The United States of America represents an historic achievement in self-government. Yet, Americans, while proud of their heritage, have appeared increasingly dissatisfied with the performance of their governments -- federal, state, and local.
No longer do we seem to regard elected politicians as public servants practicing statecraft. No longer do we assume that government pursues our interests with vigor, honor, and intelligence. It may now be hard to imagine, but widespread confidence in government had been the norm prior to the Viet Nam War and the Watergate scandal. The epic recession of 2008-2009, the war and occupation of Iraq, and the disaster of hurricane Katrina provide recent cases that erode popular confidence in government. What has happened? A reflection on the basic phrase, public policy, is a good place to start our inquiry.
Consider the basic term, policy. The word policy contains a hidden ambiguity. The authoritative Oxford English Dictionary traces the history of the word and offers two starkly contrasting meanings.
Is the second meaning displacing the first? This course reflects the underlying schism between those who view public policy as an exercise in beneficial and rational analysis and those who see political manipulation at work, perhaps in the tradition of Machiavelli's Prince.
Most texts in public policy present that the policy-making system essentially works well and deserves our participation and support, but then qualifies its efficacy as but minor deviations from an essentially productive and honest enterprise. Public policy is certainly encumbered by the sheer complexity of firmly established political processes, by entrenched bureaucratic procedures, and by the frictions inherent within the scale, complexity, and diversity of the United States of America, such as the lingering legacy of race and the sharp sectional divide into Red and Blue states. The separation of powers, built into our Constitutional framework, is intended to preserve liberty, and is certainly not designed to streamline the functions of government. Historical issues persist, such as the race prejudice that betrays respect for the individual and the equality under the law which our Constitution extols. While government might not be able to dictate beliefs, values, and changes in behavior, citizens still look to government to solve problems that can not be practically brought elsewhere, but persistently remain unhappy with the overall results. Health policy comes to mind.

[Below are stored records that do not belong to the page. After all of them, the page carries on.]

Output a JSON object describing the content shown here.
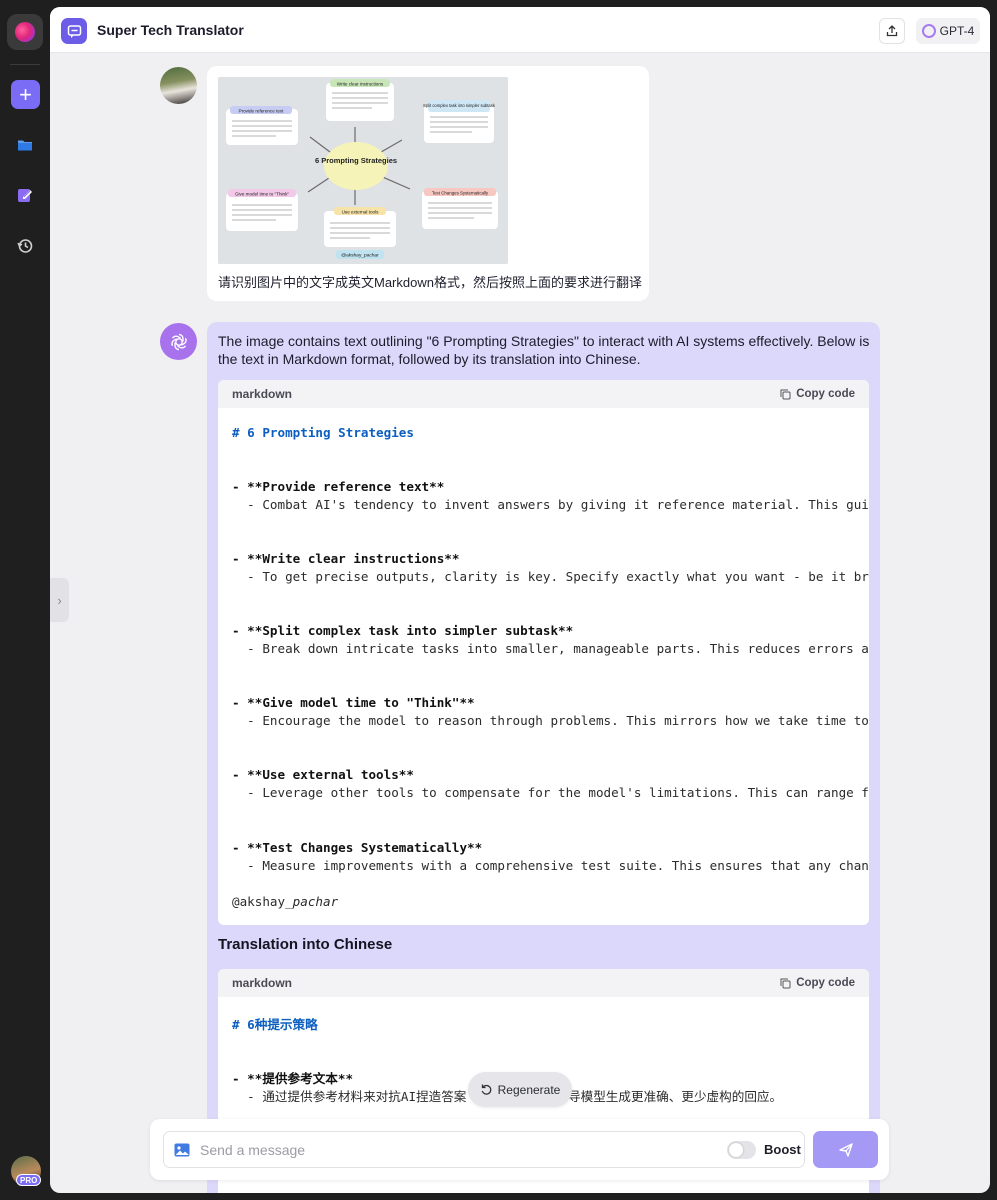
{
  "header": {
    "title": "Super Tech Translator",
    "model_label": "GPT-4"
  },
  "rail": {
    "badge": "PRO"
  },
  "user_message": {
    "text": "请识别图片中的文字成英文Markdown格式，然后按照上面的要求进行翻译",
    "image": {
      "center_label": "6 Prompting Strategies",
      "nodes": [
        "Write clear instructions",
        "Provide reference text",
        "Split complex task into simpler subtask",
        "Give model time to \"Think\"",
        "Use external tools",
        "Test Changes Systematically"
      ],
      "handle": "@akshay_pachar"
    }
  },
  "bot_message": {
    "intro": "The image contains text outlining \"6 Prompting Strategies\" to interact with AI systems effectively. Below is the text in Markdown format, followed by its translation into Chinese.",
    "code_block_1": {
      "lang": "markdown",
      "copy_label": "Copy code",
      "heading": "# 6 Prompting Strategies",
      "items": [
        {
          "title": "- **Provide reference text**",
          "desc": "  - Combat AI's tendency to invent answers by giving it reference material. This gui"
        },
        {
          "title": "- **Write clear instructions**",
          "desc": "  - To get precise outputs, clarity is key. Specify exactly what you want - be it br"
        },
        {
          "title": "- **Split complex task into simpler subtask**",
          "desc": "  - Break down intricate tasks into smaller, manageable parts. This reduces errors a"
        },
        {
          "title": "- **Give model time to \"Think\"**",
          "desc": "  - Encourage the model to reason through problems. This mirrors how we take time to"
        },
        {
          "title": "- **Use external tools**",
          "desc": "  - Leverage other tools to compensate for the model's limitations. This can range f"
        },
        {
          "title": "- **Test Changes Systematically**",
          "desc": "  - Measure improvements with a comprehensive test suite. This ensures that any chan"
        }
      ],
      "footer_prefix": "@akshay",
      "footer_italic": "_pachar"
    },
    "translation_title": "Translation into Chinese",
    "code_block_2": {
      "lang": "markdown",
      "copy_label": "Copy code",
      "heading": "# 6种提示策略",
      "item_title": "- **提供参考文本**",
      "item_desc_left": "  - 通过提供参考材料来对抗AI捏造答案",
      "item_desc_right": "导模型生成更准确、更少虚构的回应。"
    }
  },
  "regenerate_label": "Regenerate",
  "composer": {
    "placeholder": "Send a message",
    "boost_label": "Boost"
  }
}
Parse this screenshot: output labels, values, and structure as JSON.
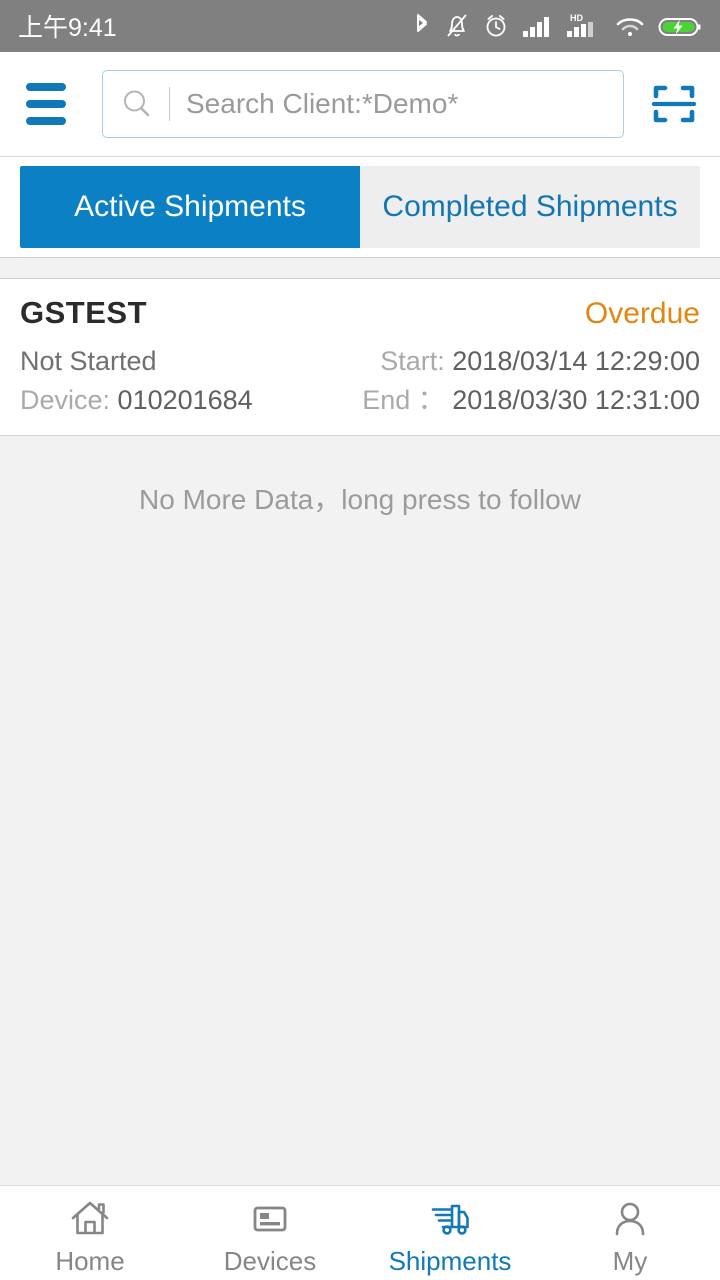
{
  "status_bar": {
    "time": "上午9:41",
    "icons": [
      "bluetooth-icon",
      "bell-muted-icon",
      "alarm-clock-icon",
      "signal-bars-icon",
      "hd-signal-icon",
      "wifi-icon",
      "battery-charging-icon"
    ],
    "background": "#808080",
    "foreground": "#ffffff",
    "battery_accent": "#4cd137"
  },
  "header": {
    "menu_icon": "hamburger-icon",
    "search": {
      "icon": "search-icon",
      "placeholder": "Search Client:*Demo*",
      "value": ""
    },
    "scan_icon": "scan-code-icon",
    "accent": "#1279b8"
  },
  "tabs": {
    "active_index": 0,
    "items": [
      {
        "label": "Active Shipments",
        "active": true
      },
      {
        "label": "Completed Shipments",
        "active": false
      }
    ],
    "active_bg": "#0b80c4",
    "inactive_bg": "#eeeeee",
    "inactive_text": "#1276b5"
  },
  "shipments": {
    "items": [
      {
        "title": "GSTEST",
        "status": "Overdue",
        "status_color": "#e2860f",
        "state": "Not Started",
        "device_label": "Device:",
        "device_value": "010201684",
        "start_label": "Start:",
        "start_value": "2018/03/14 12:29:00",
        "end_label": "End ：",
        "end_value": "2018/03/30 12:31:00"
      }
    ],
    "footer_text": "No More Data，long press to follow"
  },
  "bottom_nav": {
    "active_index": 2,
    "items": [
      {
        "label": "Home",
        "icon": "home-icon",
        "active": false
      },
      {
        "label": "Devices",
        "icon": "device-card-icon",
        "active": false
      },
      {
        "label": "Shipments",
        "icon": "truck-icon",
        "active": true
      },
      {
        "label": "My",
        "icon": "person-icon",
        "active": false
      }
    ],
    "active_color": "#1279b8",
    "inactive_color": "#868686"
  }
}
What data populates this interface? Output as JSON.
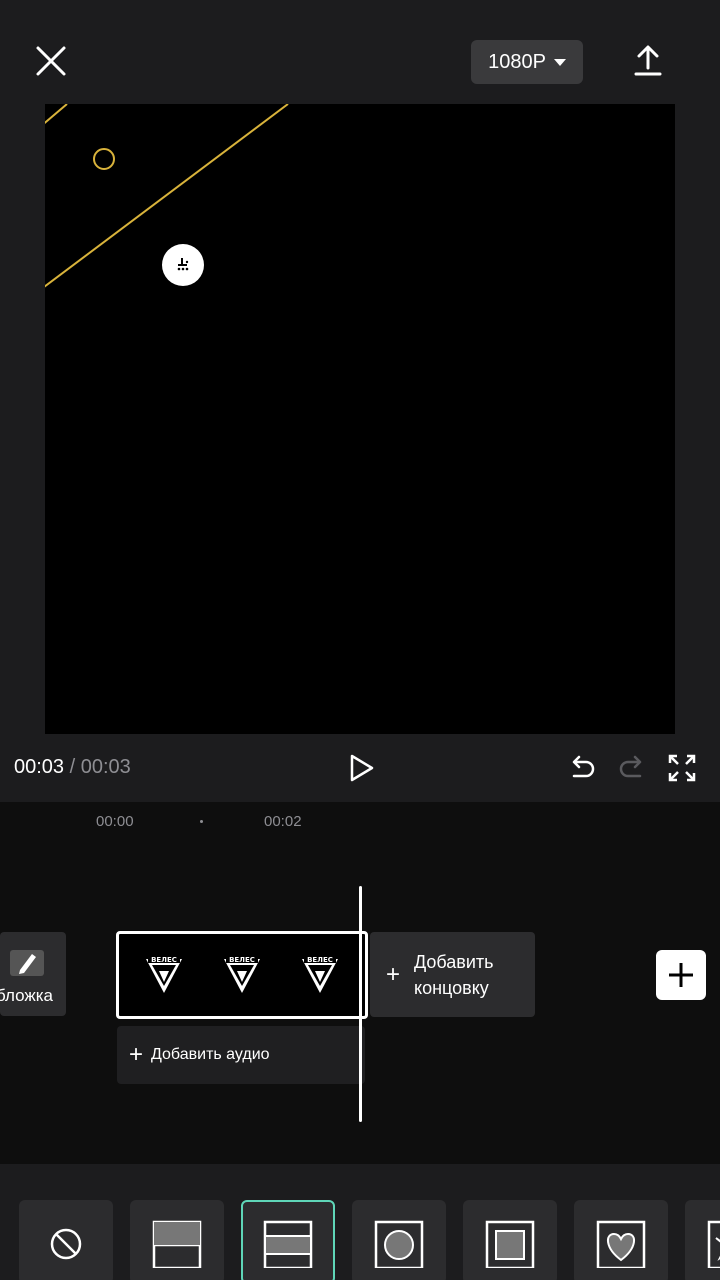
{
  "header": {
    "resolution_label": "1080P"
  },
  "playback": {
    "current_time": "00:03",
    "separator": "/",
    "total_time": "00:03"
  },
  "timeline": {
    "ruler": [
      "00:00",
      "00:02"
    ],
    "cover_label": "бложка",
    "clip_logo_text": "ВЕЛЕС",
    "add_ending_label": "Добавить концовку",
    "add_audio_label": "Добавить аудио"
  },
  "mask_tools": [
    {
      "name": "none-mask-icon",
      "selected": false
    },
    {
      "name": "linear-mask-icon",
      "selected": false
    },
    {
      "name": "mirror-mask-icon",
      "selected": true
    },
    {
      "name": "circle-mask-icon",
      "selected": false
    },
    {
      "name": "rectangle-mask-icon",
      "selected": false
    },
    {
      "name": "heart-mask-icon",
      "selected": false
    },
    {
      "name": "star-mask-icon",
      "selected": false
    }
  ],
  "colors": {
    "accent_gold": "#d9b33b",
    "selected_outline": "#5fd6b8"
  }
}
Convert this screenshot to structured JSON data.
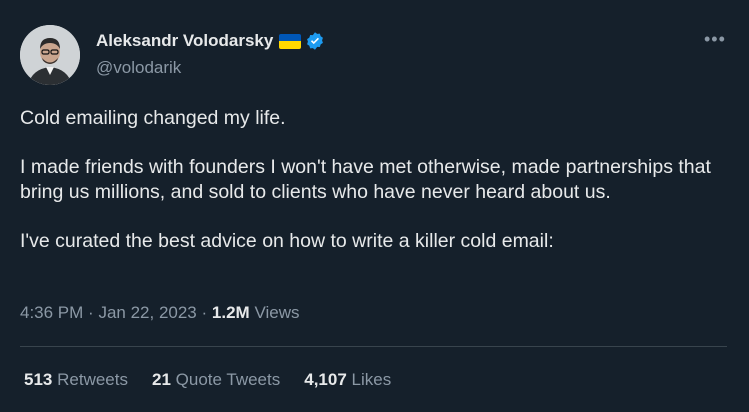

Are our expectations too high? Are the problems coming to the public agenda beyond the capacity of the American political system to alleviate? We will address public policy in this spirit.
The Public Policy Cycle Web Site | Page: © Wayne Hayes, Ph.D. | ProfWork |
Initialized: May 22, 2001 | Last Update: 5/25/2009